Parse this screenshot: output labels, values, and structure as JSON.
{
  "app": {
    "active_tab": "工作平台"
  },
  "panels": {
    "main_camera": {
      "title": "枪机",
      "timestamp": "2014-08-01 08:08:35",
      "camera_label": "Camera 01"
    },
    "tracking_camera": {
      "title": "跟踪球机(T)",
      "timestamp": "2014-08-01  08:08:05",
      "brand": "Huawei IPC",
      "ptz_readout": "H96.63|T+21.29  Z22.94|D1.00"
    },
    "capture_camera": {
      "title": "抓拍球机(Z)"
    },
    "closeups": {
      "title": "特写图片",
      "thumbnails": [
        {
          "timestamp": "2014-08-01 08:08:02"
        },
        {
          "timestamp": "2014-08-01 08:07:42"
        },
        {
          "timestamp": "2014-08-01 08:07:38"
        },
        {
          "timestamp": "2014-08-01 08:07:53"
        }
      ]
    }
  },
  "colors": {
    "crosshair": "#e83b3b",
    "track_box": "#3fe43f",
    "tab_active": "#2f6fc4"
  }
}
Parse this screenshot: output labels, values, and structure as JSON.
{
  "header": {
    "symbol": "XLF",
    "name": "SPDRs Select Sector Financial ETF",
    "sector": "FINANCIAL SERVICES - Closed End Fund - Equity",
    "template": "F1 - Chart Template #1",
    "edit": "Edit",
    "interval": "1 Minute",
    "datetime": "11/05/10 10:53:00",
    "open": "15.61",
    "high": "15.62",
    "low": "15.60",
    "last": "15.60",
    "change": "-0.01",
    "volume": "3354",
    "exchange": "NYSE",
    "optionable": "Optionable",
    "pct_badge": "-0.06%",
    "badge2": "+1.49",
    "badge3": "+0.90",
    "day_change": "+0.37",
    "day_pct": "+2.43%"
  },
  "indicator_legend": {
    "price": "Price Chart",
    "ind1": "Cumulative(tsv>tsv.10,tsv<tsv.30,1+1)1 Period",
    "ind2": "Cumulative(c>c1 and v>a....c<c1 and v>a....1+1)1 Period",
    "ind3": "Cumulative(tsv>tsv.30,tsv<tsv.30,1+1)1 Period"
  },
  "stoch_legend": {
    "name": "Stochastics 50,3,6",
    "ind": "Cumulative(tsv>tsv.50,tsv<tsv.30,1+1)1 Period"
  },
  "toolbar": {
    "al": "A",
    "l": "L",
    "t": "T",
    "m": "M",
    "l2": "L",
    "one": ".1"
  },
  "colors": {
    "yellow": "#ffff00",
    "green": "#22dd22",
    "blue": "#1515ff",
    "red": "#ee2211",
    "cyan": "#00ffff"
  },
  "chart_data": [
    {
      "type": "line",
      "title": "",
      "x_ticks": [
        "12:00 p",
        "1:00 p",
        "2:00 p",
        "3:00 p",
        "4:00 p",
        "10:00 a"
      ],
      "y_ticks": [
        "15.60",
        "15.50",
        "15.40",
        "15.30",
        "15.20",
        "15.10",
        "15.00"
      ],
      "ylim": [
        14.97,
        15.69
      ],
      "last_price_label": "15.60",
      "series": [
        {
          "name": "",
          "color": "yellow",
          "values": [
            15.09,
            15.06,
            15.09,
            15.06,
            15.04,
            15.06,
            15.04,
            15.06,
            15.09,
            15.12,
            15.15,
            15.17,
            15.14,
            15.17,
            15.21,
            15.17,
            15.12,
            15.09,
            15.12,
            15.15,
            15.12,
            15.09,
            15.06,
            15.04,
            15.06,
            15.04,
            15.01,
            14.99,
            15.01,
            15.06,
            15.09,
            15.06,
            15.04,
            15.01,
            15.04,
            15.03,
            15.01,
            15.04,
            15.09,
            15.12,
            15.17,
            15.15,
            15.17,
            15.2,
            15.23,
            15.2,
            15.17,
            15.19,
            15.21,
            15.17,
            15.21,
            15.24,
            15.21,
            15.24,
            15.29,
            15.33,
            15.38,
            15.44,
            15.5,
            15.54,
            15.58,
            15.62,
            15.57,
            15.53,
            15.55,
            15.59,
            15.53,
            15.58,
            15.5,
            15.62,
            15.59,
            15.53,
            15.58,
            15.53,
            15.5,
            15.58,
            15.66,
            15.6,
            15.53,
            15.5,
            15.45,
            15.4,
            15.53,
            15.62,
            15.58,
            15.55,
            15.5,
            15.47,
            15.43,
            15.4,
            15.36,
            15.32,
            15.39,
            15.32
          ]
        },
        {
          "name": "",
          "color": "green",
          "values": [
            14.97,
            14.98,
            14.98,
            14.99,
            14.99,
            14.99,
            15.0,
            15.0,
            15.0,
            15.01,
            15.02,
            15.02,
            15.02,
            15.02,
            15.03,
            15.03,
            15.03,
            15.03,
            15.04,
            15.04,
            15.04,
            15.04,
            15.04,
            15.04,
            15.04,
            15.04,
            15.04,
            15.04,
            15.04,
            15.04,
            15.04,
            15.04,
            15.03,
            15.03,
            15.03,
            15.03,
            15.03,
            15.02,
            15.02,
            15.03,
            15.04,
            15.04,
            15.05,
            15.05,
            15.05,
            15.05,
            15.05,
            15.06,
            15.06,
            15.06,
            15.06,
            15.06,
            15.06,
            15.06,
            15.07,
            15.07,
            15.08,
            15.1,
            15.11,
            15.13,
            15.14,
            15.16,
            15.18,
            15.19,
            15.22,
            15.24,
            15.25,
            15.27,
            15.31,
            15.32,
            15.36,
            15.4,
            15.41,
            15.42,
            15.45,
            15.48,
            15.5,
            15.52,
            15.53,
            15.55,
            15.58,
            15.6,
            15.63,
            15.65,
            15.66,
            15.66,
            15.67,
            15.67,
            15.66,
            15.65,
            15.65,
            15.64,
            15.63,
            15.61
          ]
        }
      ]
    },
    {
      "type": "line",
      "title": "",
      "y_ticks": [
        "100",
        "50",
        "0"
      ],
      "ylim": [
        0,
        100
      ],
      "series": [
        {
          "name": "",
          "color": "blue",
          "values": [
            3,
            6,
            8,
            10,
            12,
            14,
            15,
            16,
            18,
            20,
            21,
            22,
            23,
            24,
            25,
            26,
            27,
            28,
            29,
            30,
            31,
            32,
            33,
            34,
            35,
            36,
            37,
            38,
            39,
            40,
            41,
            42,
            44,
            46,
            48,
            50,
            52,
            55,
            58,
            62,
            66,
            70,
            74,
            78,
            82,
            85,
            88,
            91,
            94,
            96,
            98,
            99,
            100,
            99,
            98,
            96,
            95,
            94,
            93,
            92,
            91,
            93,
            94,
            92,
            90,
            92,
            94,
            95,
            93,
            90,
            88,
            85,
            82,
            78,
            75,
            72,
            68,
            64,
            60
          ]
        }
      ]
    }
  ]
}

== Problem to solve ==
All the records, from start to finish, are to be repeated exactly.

== Written response ==
Parse this screenshot: output labels, values, and structure as JSON.
{
  "app": {
    "active_tab": "工作平台"
  },
  "panels": {
    "main_camera": {
      "title": "枪机",
      "timestamp": "2014-08-01 08:08:35",
      "camera_label": "Camera 01"
    },
    "tracking_camera": {
      "title": "跟踪球机(T)",
      "timestamp": "2014-08-01  08:08:05",
      "brand": "Huawei IPC",
      "ptz_readout": "H96.63|T+21.29  Z22.94|D1.00"
    },
    "capture_camera": {
      "title": "抓拍球机(Z)"
    },
    "closeups": {
      "title": "特写图片",
      "thumbnails": [
        {
          "timestamp": "2014-08-01 08:08:02"
        },
        {
          "timestamp": "2014-08-01 08:07:42"
        },
        {
          "timestamp": "2014-08-01 08:07:38"
        },
        {
          "timestamp": "2014-08-01 08:07:53"
        }
      ]
    }
  },
  "colors": {
    "crosshair": "#e83b3b",
    "track_box": "#3fe43f",
    "tab_active": "#2f6fc4"
  }
}
Parse this screenshot: output labels, values, and structure as JSON.
{
  "header": {
    "symbol": "XLF",
    "name": "SPDRs Select Sector Financial ETF",
    "sector": "FINANCIAL SERVICES - Closed End Fund - Equity",
    "template": "F1 - Chart Template #1",
    "edit": "Edit",
    "interval": "1 Minute",
    "datetime": "11/05/10 10:53:00",
    "open": "15.61",
    "high": "15.62",
    "low": "15.60",
    "last": "15.60",
    "change": "-0.01",
    "volume": "3354",
    "exchange": "NYSE",
    "optionable": "Optionable",
    "pct_badge": "-0.06%",
    "badge2": "+1.49",
    "badge3": "+0.90",
    "day_change": "+0.37",
    "day_pct": "+2.43%"
  },
  "indicator_legend": {
    "price": "Price Chart",
    "ind1": "Cumulative(tsv>tsv.10,tsv<tsv.30,1+1)1 Period",
    "ind2": "Cumulative(c>c1 and v>a....c<c1 and v>a....1+1)1 Period",
    "ind3": "Cumulative(tsv>tsv.30,tsv<tsv.30,1+1)1 Period"
  },
  "stoch_legend": {
    "name": "Stochastics 50,3,6",
    "ind": "Cumulative(tsv>tsv.50,tsv<tsv.30,1+1)1 Period"
  },
  "toolbar": {
    "al": "A",
    "l": "L",
    "t": "T",
    "m": "M",
    "l2": "L",
    "one": ".1"
  },
  "colors": {
    "yellow": "#ffff00",
    "green": "#22dd22",
    "blue": "#1515ff",
    "red": "#ee2211",
    "cyan": "#00ffff"
  },
  "chart_data": [
    {
      "type": "line",
      "title": "",
      "x_ticks": [
        "12:00 p",
        "1:00 p",
        "2:00 p",
        "3:00 p",
        "4:00 p",
        "10:00 a"
      ],
      "y_ticks": [
        "15.60",
        "15.50",
        "15.40",
        "15.30",
        "15.20",
        "15.10",
        "15.00"
      ],
      "ylim": [
        14.97,
        15.69
      ],
      "last_price_label": "15.60",
      "series": [
        {
          "name": "",
          "color": "yellow",
          "values": [
            15.09,
            15.06,
            15.09,
            15.06,
            15.04,
            15.06,
            15.04,
            15.06,
            15.09,
            15.12,
            15.15,
            15.17,
            15.14,
            15.17,
            15.21,
            15.17,
            15.12,
            15.09,
            15.12,
            15.15,
            15.12,
            15.09,
            15.06,
            15.04,
            15.06,
            15.04,
            15.01,
            14.99,
            15.01,
            15.06,
            15.09,
            15.06,
            15.04,
            15.01,
            15.04,
            15.03,
            15.01,
            15.04,
            15.09,
            15.12,
            15.17,
            15.15,
            15.17,
            15.2,
            15.23,
            15.2,
            15.17,
            15.19,
            15.21,
            15.17,
            15.21,
            15.24,
            15.21,
            15.24,
            15.29,
            15.33,
            15.38,
            15.44,
            15.5,
            15.54,
            15.58,
            15.62,
            15.57,
            15.53,
            15.55,
            15.59,
            15.53,
            15.58,
            15.5,
            15.62,
            15.59,
            15.53,
            15.58,
            15.53,
            15.5,
            15.58,
            15.66,
            15.6,
            15.53,
            15.5,
            15.45,
            15.4,
            15.53,
            15.62,
            15.58,
            15.55,
            15.5,
            15.47,
            15.43,
            15.4,
            15.36,
            15.32,
            15.39,
            15.32
          ]
        },
        {
          "name": "",
          "color": "green",
          "values": [
            14.97,
            14.98,
            14.98,
            14.99,
            14.99,
            14.99,
            15.0,
            15.0,
            15.0,
            15.01,
            15.02,
            15.02,
            15.02,
            15.02,
            15.03,
            15.03,
            15.03,
            15.03,
            15.04,
            15.04,
            15.04,
            15.04,
            15.04,
            15.04,
            15.04,
            15.04,
            15.04,
            15.04,
            15.04,
            15.04,
            15.04,
            15.04,
            15.03,
            15.03,
            15.03,
            15.03,
            15.03,
            15.02,
            15.02,
            15.03,
            15.04,
            15.04,
            15.05,
            15.05,
            15.05,
            15.05,
            15.05,
            15.06,
            15.06,
            15.06,
            15.06,
            15.06,
            15.06,
            15.06,
            15.07,
            15.07,
            15.08,
            15.1,
            15.11,
            15.13,
            15.14,
            15.16,
            15.18,
            15.19,
            15.22,
            15.24,
            15.25,
            15.27,
            15.31,
            15.32,
            15.36,
            15.4,
            15.41,
            15.42,
            15.45,
            15.48,
            15.5,
            15.52,
            15.53,
            15.55,
            15.58,
            15.6,
            15.63,
            15.65,
            15.66,
            15.66,
            15.67,
            15.67,
            15.66,
            15.65,
            15.65,
            15.64,
            15.63,
            15.61
          ]
        }
      ]
    },
    {
      "type": "line",
      "title": "",
      "y_ticks": [
        "100",
        "50",
        "0"
      ],
      "ylim": [
        0,
        100
      ],
      "series": [
        {
          "name": "",
          "color": "blue",
          "values": [
            3,
            6,
            8,
            10,
            12,
            14,
            15,
            16,
            18,
            20,
            21,
            22,
            23,
            24,
            25,
            26,
            27,
            28,
            29,
            30,
            31,
            32,
            33,
            34,
            35,
            36,
            37,
            38,
            39,
            40,
            41,
            42,
            44,
            46,
            48,
            50,
            52,
            55,
            58,
            62,
            66,
            70,
            74,
            78,
            82,
            85,
            88,
            91,
            94,
            96,
            98,
            99,
            100,
            99,
            98,
            96,
            95,
            94,
            93,
            92,
            91,
            93,
            94,
            92,
            90,
            92,
            94,
            95,
            93,
            90,
            88,
            85,
            82,
            78,
            75,
            72,
            68,
            64,
            60
          ]
        }
      ]
    }
  ]
}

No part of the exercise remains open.